Start of EXTRACTED ENTRIES
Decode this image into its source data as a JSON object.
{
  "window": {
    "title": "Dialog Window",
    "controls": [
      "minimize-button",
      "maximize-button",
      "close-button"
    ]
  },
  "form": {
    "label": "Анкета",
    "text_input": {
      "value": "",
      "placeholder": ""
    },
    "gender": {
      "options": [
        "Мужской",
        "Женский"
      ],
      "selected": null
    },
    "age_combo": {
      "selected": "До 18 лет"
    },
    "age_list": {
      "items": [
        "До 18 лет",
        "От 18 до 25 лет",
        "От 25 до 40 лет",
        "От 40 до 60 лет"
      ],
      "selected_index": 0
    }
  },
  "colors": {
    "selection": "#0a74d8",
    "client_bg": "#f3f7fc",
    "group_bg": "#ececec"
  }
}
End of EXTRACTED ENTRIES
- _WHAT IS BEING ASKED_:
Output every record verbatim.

- _RESPONSE_:
Decode this image into its source data as a JSON object.
{
  "window": {
    "title": "Dialog Window",
    "controls": [
      "minimize-button",
      "maximize-button",
      "close-button"
    ]
  },
  "form": {
    "label": "Анкета",
    "text_input": {
      "value": "",
      "placeholder": ""
    },
    "gender": {
      "options": [
        "Мужской",
        "Женский"
      ],
      "selected": null
    },
    "age_combo": {
      "selected": "До 18 лет"
    },
    "age_list": {
      "items": [
        "До 18 лет",
        "От 18 до 25 лет",
        "От 25 до 40 лет",
        "От 40 до 60 лет"
      ],
      "selected_index": 0
    }
  },
  "colors": {
    "selection": "#0a74d8",
    "client_bg": "#f3f7fc",
    "group_bg": "#ececec"
  }
}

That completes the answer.